In his homily, Pope Francis spoke of bringing Christ’s light into days “marked by the horrors of war” through gestures of peace and acts of compassion.

“Let us make Jesus, the Living One, rise again from all those tombs in which we have sealed him,” Francis said.

“Let us bring him into our everyday lives: through gestures of peace in these days marked by the horrors of war, through acts of reconciliation amid broken relationships, acts of compassion towards those in need, acts of justice amid situations of inequality … and of truth in the midst of lies,” he added.

A Vatican spokesman said that the pope also met briefly with a delegation of local government officials from Ukraine ahead of the Mass.

The Easter Vigil, which takes place on Holy Saturday night, “is the greatest and most noble of all solemnities,” according to the Roman Missal.

The liturgy began in darkness with the blessing of the new fire and the preparation of the Paschal Candle. The candle symbolizes the light of Christ, which “shines in the darkness” and “has not overcome it.” (John 1:5)

Re and the concelebrating cardinals, bishops, and about 200 priests processed through the dark church carrying lit candles to signify the light of Christ coming to dispel the darkness.

“Many writers … have evoked the beauty of starlit nights. The nights of war, however, are riven by streams of light that portend death,” Pope Francis said in his homily.

“On this night, brothers and sisters, let us allow the women of the Gospel to lead us by the hand, so that, with them, we may glimpse the first rays of the dawn of God’s life rising in the darkness of our world.”

Pope Francis baptized seven people in St. Peter’s Basilica during the Easter Vigil Mass, including an American, Taylor Pescante.

The congregation prayed the Litany of the Saints and renewed their baptismal promises as Pescante prepared to be received fully into the Catholic Church, alongside four Italians, one Albanian, and one Cuban.

“Brothers and sisters our hope has a name: the name of Jesus,” Pope Francis said.

“He entered the tomb of our sin; he descended to those depths where we feel most lost; he wove his way through the tangles of our fears, bore the weight of our burdens and from the dark abyss of death restored us to life and turned our mourning into joy.”

At the beginning of the liturgy, a cantor sang the Exsultet Easter Proclamation, which tells the story of salvation from the creation, the testing and fall of Adam, the liberation of the people of Israel from slavery in Egypt, and culminates in Jesus Christ, who died for our sins and leads us to salvation.

The basilica was lit up gradually until it was fully illuminated at the Gloria, when the bells of St. Peter’s tolled.

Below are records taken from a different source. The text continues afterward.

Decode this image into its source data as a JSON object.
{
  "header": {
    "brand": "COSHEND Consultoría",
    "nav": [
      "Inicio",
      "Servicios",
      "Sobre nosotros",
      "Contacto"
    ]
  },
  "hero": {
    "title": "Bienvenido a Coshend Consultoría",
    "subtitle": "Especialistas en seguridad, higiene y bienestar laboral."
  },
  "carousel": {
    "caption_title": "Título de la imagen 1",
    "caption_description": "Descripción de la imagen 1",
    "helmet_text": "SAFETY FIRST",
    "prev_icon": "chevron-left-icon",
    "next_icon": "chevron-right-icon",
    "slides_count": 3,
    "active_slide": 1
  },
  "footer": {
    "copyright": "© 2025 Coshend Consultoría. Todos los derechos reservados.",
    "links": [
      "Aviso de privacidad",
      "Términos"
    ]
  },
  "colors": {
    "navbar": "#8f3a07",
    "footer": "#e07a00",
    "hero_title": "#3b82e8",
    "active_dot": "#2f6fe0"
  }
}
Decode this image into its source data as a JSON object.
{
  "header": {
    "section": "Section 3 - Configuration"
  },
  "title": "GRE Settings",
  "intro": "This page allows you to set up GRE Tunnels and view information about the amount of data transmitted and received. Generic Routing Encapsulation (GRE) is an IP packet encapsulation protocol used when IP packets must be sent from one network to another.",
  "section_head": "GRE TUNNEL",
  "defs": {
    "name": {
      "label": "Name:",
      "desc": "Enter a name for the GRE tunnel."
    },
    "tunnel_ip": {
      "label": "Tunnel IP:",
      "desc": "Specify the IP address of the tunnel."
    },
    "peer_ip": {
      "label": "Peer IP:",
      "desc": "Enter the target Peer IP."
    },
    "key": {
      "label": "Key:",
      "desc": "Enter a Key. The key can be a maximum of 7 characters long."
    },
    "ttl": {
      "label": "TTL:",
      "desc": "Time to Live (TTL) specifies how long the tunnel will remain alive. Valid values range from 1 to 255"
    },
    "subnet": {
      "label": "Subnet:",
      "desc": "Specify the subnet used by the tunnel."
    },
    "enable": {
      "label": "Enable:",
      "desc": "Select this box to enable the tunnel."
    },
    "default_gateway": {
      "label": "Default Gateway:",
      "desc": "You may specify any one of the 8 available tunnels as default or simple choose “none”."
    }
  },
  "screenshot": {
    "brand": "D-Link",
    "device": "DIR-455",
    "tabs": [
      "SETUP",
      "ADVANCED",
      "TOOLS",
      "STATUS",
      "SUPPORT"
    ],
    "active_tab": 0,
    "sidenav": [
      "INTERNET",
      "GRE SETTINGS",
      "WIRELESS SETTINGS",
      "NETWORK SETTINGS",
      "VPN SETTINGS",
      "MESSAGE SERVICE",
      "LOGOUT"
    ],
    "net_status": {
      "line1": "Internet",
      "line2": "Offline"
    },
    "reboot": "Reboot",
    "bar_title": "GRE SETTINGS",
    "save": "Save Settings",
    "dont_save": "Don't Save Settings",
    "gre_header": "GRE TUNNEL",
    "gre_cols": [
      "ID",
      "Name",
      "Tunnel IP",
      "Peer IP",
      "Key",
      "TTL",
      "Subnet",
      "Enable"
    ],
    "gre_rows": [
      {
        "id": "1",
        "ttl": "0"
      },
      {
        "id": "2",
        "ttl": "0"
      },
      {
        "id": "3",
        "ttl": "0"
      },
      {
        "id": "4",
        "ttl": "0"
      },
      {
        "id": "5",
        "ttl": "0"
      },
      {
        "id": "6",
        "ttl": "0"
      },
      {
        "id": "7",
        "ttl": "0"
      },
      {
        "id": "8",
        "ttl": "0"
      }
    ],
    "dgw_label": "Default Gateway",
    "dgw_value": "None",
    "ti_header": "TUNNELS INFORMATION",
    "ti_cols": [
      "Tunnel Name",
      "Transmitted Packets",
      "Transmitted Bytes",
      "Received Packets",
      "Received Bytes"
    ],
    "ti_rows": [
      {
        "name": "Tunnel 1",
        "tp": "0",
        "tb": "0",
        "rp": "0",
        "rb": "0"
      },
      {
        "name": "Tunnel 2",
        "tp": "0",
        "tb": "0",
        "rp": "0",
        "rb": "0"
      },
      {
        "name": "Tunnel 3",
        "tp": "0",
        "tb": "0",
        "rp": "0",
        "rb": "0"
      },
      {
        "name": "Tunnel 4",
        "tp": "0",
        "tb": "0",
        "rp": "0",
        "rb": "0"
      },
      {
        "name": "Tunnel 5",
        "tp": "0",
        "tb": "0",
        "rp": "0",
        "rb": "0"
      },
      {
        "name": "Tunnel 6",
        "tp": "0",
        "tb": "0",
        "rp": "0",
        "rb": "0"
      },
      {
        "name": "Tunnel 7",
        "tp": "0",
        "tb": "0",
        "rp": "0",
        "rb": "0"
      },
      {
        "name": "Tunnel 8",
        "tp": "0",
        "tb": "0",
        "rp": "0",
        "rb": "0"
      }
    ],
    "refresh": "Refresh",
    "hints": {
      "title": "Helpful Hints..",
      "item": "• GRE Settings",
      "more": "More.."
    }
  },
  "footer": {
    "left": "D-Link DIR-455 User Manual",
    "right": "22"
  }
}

About 5,500 people were present inside the basilica for the Vigil Mass, according to the Holy See Press Office.

The pope is also scheduled to celebrate Mass on Easter Sunday morning in St. Peter’s Square, followed by the traditional “Urbi et Orbi” blessing.

“How beautiful is a Church that can run … through the streets of our world. Without fear, without schemes and stratagems, but solely with the desire to lead everyone to the joy of the Gospel,” Pope Francis said.

“That is what we are called to do: to experience the risen Christ and to share the experience with others; to roll away the stone from the tomb where we may have enclosed the Lord, in order to spread his joy in the world.”

[…]